*** Opening Information ***

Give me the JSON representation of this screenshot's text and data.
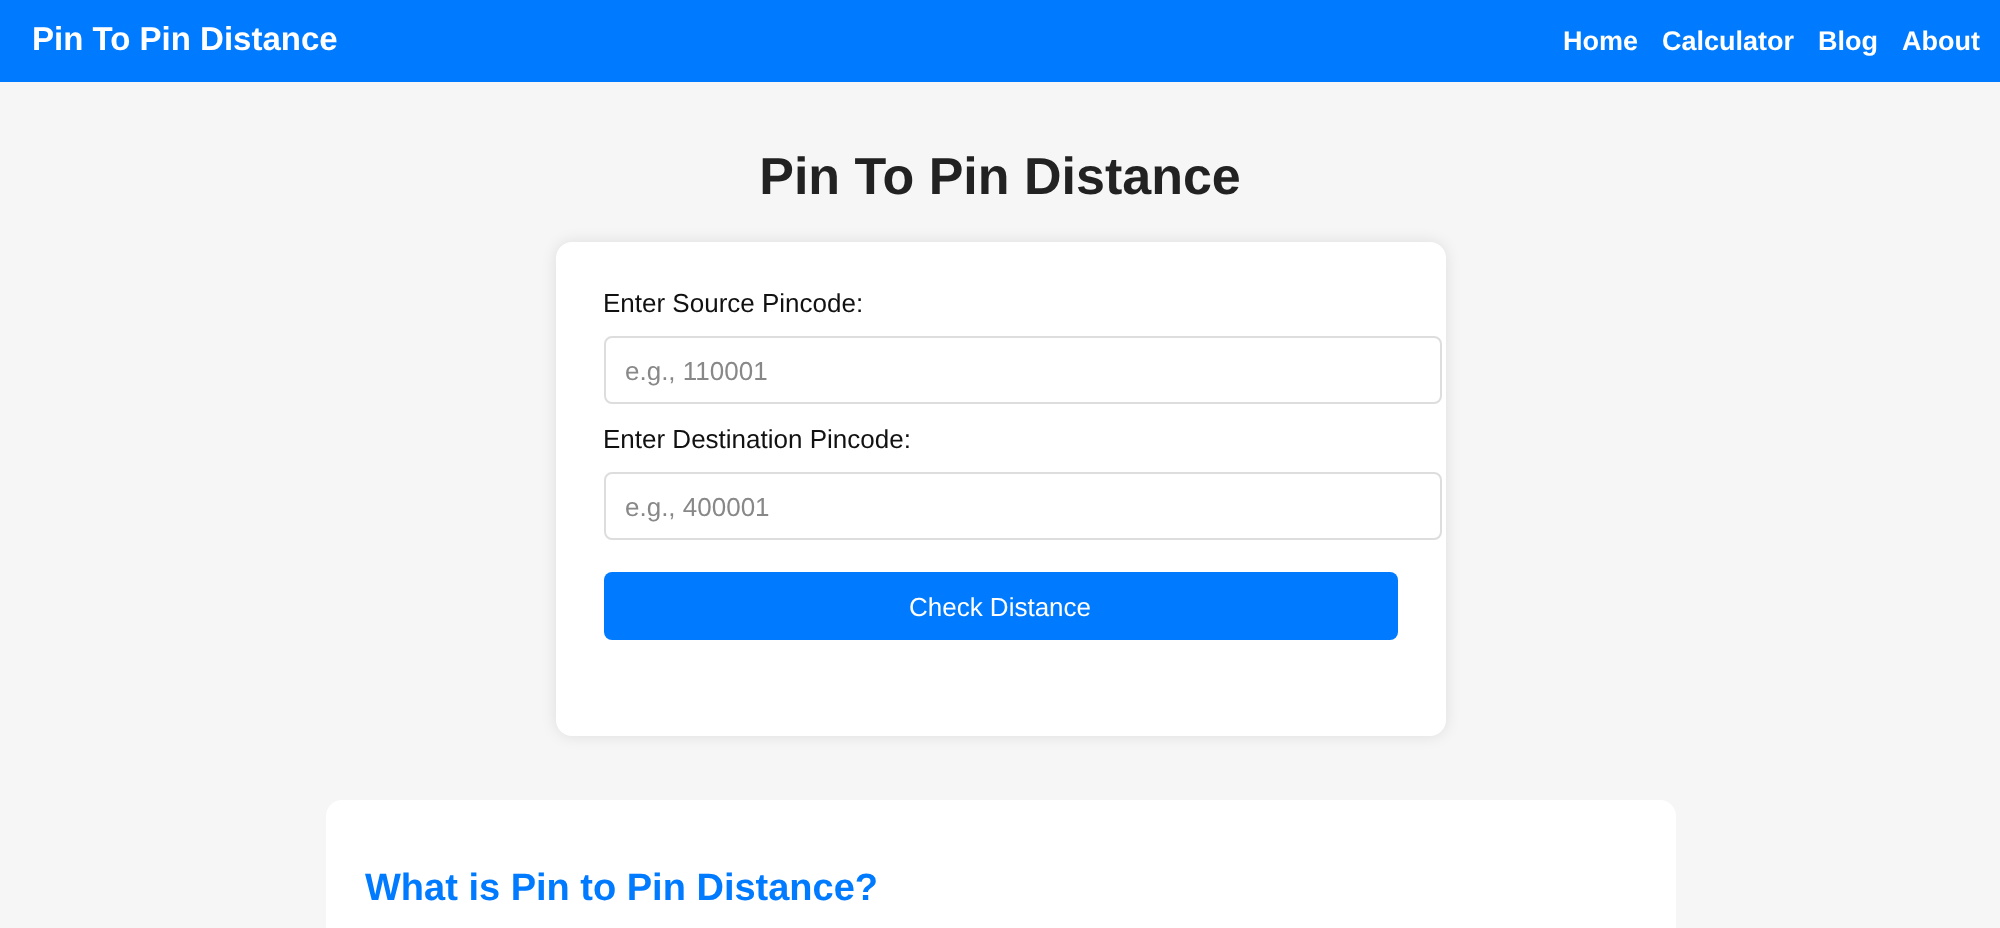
{
  "navbar": {
    "brand": "Pin To Pin Distance",
    "links": [
      {
        "label": "Home"
      },
      {
        "label": "Calculator"
      },
      {
        "label": "Blog"
      },
      {
        "label": "About"
      }
    ]
  },
  "page_title": "Pin To Pin Distance",
  "form": {
    "fields": [
      {
        "label": "Enter Source Pincode:",
        "placeholder": "e.g., 110001"
      },
      {
        "label": "Enter Destination Pincode:",
        "placeholder": "e.g., 400001"
      }
    ],
    "button": "Check Distance"
  },
  "info": {
    "heading": "What is Pin to Pin Distance?"
  }
}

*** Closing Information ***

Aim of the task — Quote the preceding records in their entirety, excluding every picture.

Solution below —
Give me the JSON representation of this screenshot's text and data.
{
  "navbar": {
    "brand": "Pin To Pin Distance",
    "links": [
      {
        "label": "Home"
      },
      {
        "label": "Calculator"
      },
      {
        "label": "Blog"
      },
      {
        "label": "About"
      }
    ]
  },
  "page_title": "Pin To Pin Distance",
  "form": {
    "fields": [
      {
        "label": "Enter Source Pincode:",
        "placeholder": "e.g., 110001"
      },
      {
        "label": "Enter Destination Pincode:",
        "placeholder": "e.g., 400001"
      }
    ],
    "button": "Check Distance"
  },
  "info": {
    "heading": "What is Pin to Pin Distance?"
  }
}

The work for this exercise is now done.